Dash of soy sauce
3-4 t chili oil
1 T vegetable oil
1 1/2 lbs pork belly, fat trimmed off if desired
2 heads baby bok choy, leaves separated from the base
1 pkg fresh ramen noodles (enough for 6-8 people)
Fish cake, sliced (I used kamaboko–pink shell with white center, and naruto–white with pink swirl)
4 eggs, hard-boiled and sliced in half lengthwise
2 stalks green onions, diced, for garnish

**The pork neck bones need to simmer for 6-7 hours prior to adding other ingredients, so plan accordingly.**

Pre-boiling the bones:

Fill a small pot with water about three-fourths of the way up and bring to a boil over high heat.  Once the water is boiling, add the pork neck bones.  Boil hard for about 7-10 minutes.  You’ll see brownish scum and other impurities rise to the surface.  You’ll be glad you didn’t skip this step.

Once done, remove the neck bones from the pot and rinse well with cool water.  Set aside.

Making the ramen broth:

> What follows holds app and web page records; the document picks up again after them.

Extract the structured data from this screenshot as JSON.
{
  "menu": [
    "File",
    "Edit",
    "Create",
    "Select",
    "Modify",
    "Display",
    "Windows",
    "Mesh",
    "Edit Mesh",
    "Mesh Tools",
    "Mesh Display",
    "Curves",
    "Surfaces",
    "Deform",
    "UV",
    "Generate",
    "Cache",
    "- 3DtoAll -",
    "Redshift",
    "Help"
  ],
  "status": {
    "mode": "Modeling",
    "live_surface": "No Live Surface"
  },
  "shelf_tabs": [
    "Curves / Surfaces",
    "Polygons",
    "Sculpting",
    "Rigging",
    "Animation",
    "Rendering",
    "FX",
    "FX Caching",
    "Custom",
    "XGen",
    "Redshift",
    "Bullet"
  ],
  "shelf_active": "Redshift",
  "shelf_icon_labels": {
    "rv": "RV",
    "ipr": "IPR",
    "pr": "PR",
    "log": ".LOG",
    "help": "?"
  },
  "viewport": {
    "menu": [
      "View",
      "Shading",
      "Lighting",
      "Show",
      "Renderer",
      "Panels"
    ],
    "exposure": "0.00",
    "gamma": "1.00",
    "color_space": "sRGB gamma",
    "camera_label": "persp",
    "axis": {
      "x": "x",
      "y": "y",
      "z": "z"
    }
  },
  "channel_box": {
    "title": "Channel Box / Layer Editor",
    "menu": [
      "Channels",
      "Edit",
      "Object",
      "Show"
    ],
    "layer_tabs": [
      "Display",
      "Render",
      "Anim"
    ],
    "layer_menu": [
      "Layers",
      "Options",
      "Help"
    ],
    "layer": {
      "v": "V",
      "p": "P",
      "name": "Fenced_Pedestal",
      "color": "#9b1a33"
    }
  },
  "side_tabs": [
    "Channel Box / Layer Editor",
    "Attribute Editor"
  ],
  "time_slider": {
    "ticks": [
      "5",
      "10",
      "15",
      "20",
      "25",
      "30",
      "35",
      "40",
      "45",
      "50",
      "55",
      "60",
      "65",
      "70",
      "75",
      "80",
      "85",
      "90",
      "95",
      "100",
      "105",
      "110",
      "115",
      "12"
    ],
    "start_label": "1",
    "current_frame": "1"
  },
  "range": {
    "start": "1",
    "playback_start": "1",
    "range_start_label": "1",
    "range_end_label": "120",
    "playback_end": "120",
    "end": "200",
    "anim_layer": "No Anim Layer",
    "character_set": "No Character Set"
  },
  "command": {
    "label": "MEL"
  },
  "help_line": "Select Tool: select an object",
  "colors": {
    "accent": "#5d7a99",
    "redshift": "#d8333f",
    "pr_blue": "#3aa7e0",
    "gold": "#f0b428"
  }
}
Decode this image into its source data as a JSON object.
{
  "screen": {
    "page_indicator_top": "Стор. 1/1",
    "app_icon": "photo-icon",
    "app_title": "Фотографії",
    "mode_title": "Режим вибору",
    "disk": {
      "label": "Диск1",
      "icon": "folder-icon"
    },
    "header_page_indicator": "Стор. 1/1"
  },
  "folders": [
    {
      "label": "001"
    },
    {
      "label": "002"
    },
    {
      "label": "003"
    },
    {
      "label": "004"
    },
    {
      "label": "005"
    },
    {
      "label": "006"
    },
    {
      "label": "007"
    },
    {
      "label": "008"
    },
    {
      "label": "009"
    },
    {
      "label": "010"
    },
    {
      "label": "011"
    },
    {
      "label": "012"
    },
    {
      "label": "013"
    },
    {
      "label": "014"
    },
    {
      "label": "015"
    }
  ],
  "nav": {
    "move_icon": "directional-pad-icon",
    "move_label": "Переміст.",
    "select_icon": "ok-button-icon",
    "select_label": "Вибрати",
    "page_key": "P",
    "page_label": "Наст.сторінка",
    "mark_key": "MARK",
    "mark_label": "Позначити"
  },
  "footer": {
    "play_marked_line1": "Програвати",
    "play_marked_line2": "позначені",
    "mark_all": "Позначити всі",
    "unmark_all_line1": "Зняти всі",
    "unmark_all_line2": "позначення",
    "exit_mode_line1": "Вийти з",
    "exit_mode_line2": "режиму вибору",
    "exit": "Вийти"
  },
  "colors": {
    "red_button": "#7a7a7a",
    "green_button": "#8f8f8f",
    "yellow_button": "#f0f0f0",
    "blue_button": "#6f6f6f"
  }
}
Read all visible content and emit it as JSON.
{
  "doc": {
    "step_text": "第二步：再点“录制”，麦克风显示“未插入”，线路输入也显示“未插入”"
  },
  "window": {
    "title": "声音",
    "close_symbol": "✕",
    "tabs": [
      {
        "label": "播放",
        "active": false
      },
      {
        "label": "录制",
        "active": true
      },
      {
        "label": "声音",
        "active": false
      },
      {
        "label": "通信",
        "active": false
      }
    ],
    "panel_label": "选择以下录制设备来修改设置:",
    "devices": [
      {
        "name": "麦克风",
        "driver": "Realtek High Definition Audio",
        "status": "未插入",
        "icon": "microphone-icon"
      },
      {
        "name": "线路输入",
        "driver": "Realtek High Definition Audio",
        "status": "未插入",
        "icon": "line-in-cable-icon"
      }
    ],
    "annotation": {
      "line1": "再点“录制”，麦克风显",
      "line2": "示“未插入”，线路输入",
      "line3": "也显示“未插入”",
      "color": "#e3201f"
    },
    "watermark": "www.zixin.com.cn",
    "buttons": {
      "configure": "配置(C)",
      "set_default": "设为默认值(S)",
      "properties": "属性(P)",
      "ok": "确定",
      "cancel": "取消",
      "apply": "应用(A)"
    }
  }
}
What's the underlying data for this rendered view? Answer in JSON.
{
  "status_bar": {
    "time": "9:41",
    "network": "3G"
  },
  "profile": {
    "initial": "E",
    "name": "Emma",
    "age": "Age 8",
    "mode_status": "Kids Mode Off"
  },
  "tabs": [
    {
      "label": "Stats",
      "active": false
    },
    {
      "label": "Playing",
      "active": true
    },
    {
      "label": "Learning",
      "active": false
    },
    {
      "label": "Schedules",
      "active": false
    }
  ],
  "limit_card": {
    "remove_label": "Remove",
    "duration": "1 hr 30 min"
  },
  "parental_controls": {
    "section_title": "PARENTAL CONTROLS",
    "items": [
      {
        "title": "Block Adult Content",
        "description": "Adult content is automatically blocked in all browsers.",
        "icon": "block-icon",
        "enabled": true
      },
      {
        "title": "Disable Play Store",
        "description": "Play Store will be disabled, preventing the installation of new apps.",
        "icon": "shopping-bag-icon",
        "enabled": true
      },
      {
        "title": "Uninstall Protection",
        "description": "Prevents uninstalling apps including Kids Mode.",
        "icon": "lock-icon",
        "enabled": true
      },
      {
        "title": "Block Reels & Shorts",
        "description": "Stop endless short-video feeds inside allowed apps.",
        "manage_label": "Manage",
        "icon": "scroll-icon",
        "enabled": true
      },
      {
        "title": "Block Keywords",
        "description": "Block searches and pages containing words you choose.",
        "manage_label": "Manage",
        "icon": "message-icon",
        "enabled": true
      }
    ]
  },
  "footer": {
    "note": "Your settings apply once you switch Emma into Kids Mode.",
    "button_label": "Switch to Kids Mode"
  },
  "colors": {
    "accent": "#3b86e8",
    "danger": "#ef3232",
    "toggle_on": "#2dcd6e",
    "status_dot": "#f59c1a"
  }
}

In a large pot, over medium-high heat, add 10 cups of water and the neck bones.  Bring to a boil, then reduce to a simmer over low heat.  Simmer for 6-7 hours.  Every hour or so, skim any extra scum off the surface and add more water as needed to replace that which was lost.

Once  7 hours are up, remove the pork bones from the pot and discard.  Skim the broth again for any remaining impurities.  You can also strain the broth through a cheesecloth if you like, but I opt not to do this for fear of scalding myself.

Now add the miso paste, 1 tablespoon at a time, stirring to dissolve the miso.  Add the thinly sliced onion, dashi powder, a dash of soy sauce, and the chili oil.  Stir well.

In a small frying pan, heat vegetable oil over medium heat.  Sear the slices of pork belly on all sides, then add to the ramen broth.  Using approximately 1/4 cup of water, deglaze the pan and add this to the broth as well to get every last bit of flavor.

Add the bok choy leaves and simmer for an additional 5-10 minutes.

Making the ramen noodles:

Meanwhile, bring a small pot of water to a boil.  Add the desired amount of fresh ramen noodles to the boiling water.  Salt lightly and cook per package instructions (usually no longer than 2-3 minutes for al dente noodles).  Do not overcook!!  Noodles should be chewy and have a firm texture.

Putting it all together:

Prepare individual ramen bowls (or large soup bowls).  Place cooked noodles in the center of the bowl, arranging several fish cake slices, an egg half, and green onions on top.  Ladle the ramen broth on top of the noodles.  Add some bok choy and pork belly to each bowl.  Serve immediately.


Serves 6-8.